LC – We were attracted by your last artistic production, has the artwork presented been created for the exhibition or as a part of preexisting works?
HT – The artwork presented was created as a part of preexisting works. After my visit to South Africa and viewing the Apartheid Museum which showed the segregation between the whites and blacks. It powerfully documented the rise and fall of racial segregation in South Africa. I was inspired by this theme in two of my paintings that were showcased in this exhibit. While the other painting visually showed an eye map into the Middle East, where I was born and raised. It showed that no matter where you live and how many places you visit, the place of one’s childhood continues to influence you the most as a creative person. The DNA Rose painting is another painting that was exhibited in Venice. I painted it when I was living in Portland, Oregon in the US. Since Portland is the City of Roses, I chose the rose as a symbol of feminism as well as to represent the culture I’m surrounded by. Since my husband was studying Biomedical Informatics, the recurring image of DNA kept on appearing in his presentations. This connected me with the female identity in a symbolic format.
LC – Do you agree with our vision of art and what do you think about the theme of the exhibition?
HT – Yes, I agree with your vision and the theme of the exhibit. What better place to exhibit one’s artwork than in a prestigious Art gallery in Venice that allows artists to exhibit infinite ways of expression to explore the connection between desires, needs, and fears through rituals that bring humankind to change, transform, and evolve their inner world. I think the theme of the exhibit is very essential in this evolving world.

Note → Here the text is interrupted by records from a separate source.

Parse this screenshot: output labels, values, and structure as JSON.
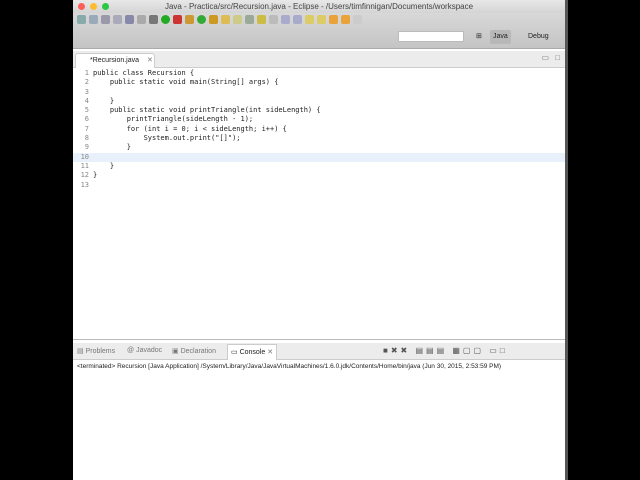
{
  "window": {
    "title": "Java - Practica/src/Recursion.java - Eclipse - /Users/timfinnigan/Documents/workspace"
  },
  "perspectives": [
    {
      "label": "Java"
    },
    {
      "label": "Debug"
    }
  ],
  "editor": {
    "tab_label": "*Recursion.java",
    "lines": [
      {
        "n": "1",
        "code": "public class Recursion {"
      },
      {
        "n": "2",
        "code": "    public static void main(String[] args) {"
      },
      {
        "n": "3",
        "code": ""
      },
      {
        "n": "4",
        "code": "    }"
      },
      {
        "n": "5",
        "code": "    public static void printTriangle(int sideLength) {"
      },
      {
        "n": "6",
        "code": "        printTriangle(sideLength - 1);"
      },
      {
        "n": "7",
        "code": "        for (int i = 0; i < sideLength; i++) {"
      },
      {
        "n": "8",
        "code": "            System.out.print(\"[]\");"
      },
      {
        "n": "9",
        "code": "        }"
      },
      {
        "n": "10",
        "code": ""
      },
      {
        "n": "11",
        "code": "    }"
      },
      {
        "n": "12",
        "code": "}"
      },
      {
        "n": "13",
        "code": ""
      }
    ]
  },
  "bottom_tabs": [
    {
      "label": "Problems"
    },
    {
      "label": "Javadoc"
    },
    {
      "label": "Declaration"
    },
    {
      "label": "Console"
    }
  ],
  "console": {
    "status": "<terminated> Recursion [Java Application] /System/Library/Java/JavaVirtualMachines/1.6.0.jdk/Contents/Home/bin/java (Jun 30, 2015, 2:53:59 PM)"
  }
}
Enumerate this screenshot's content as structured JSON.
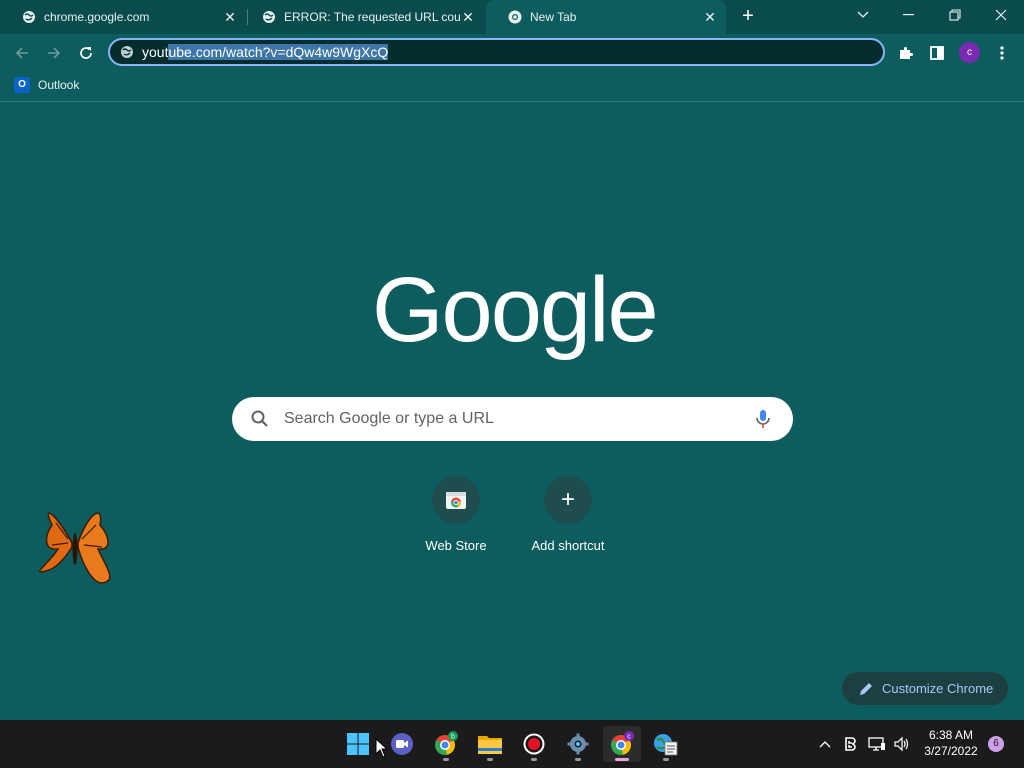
{
  "tabs": [
    {
      "title": "chrome.google.com",
      "close": "✕"
    },
    {
      "title": "ERROR: The requested URL could not be retrieved",
      "close": "✕"
    },
    {
      "title": "New Tab",
      "close": "✕"
    }
  ],
  "new_tab_symbol": "+",
  "omnibox": {
    "url_prefix": "yout",
    "url_selected": "ube.com/watch?v=dQw4w9WgXcQ"
  },
  "profile_initial": "c",
  "bookmarks": [
    {
      "label": "Outlook",
      "icon_text": "O"
    }
  ],
  "ntp": {
    "logo_text": "Google",
    "search_placeholder": "Search Google or type a URL",
    "shortcuts": [
      {
        "label": "Web Store",
        "icon": "web-store-icon"
      },
      {
        "label": "Add shortcut",
        "icon": "plus-icon",
        "symbol": "+"
      }
    ],
    "customize_label": "Customize Chrome"
  },
  "taskbar": {
    "apps": [
      {
        "name": "start",
        "icon": "windows-start-icon"
      },
      {
        "name": "meet",
        "icon": "video-meet-icon"
      },
      {
        "name": "chrome-b",
        "icon": "chrome-icon",
        "badge": "b"
      },
      {
        "name": "file-explorer",
        "icon": "folder-icon"
      },
      {
        "name": "recorder",
        "icon": "record-icon"
      },
      {
        "name": "settings",
        "icon": "gear-icon"
      },
      {
        "name": "chrome-c",
        "icon": "chrome-icon",
        "badge": "c"
      },
      {
        "name": "task-manager",
        "icon": "globe-checklist-icon"
      }
    ],
    "time": "6:38 AM",
    "date": "3/27/2022",
    "notification_count": "6"
  },
  "colors": {
    "ntp_background": "#0d5c5e",
    "omnibox_border": "#8ab4f8",
    "profile_bg": "#7b2bb3",
    "customize_text": "#a8c7fa",
    "taskbar_bg": "#1b1b1b"
  }
}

LC – Did you enjoy cooperating with us? Is there something more we can provide to artists?
HT – Yes, I enjoyed cooperating with all the staff members and the director. Communication was very easy despite the time difference on the world clock. It was my honor to participate in this exhibit and show my work in Venice, Italy. I suggest that one of the services you can provide is to allow artists to network with other artists who explore similar themes and art media to create collaborative artwork that shares their ideas together.
LC – What do you think about ITSLIQUID Platform?
HT – ITSLIQUID is a platform for contemporary art, architecture, design and fashion. All these forms of expression interest me personally. Because my artwork has moved formally from painting towards video, performance, text, and fashion to develop a voice for Contemporary Muslim Women Artists.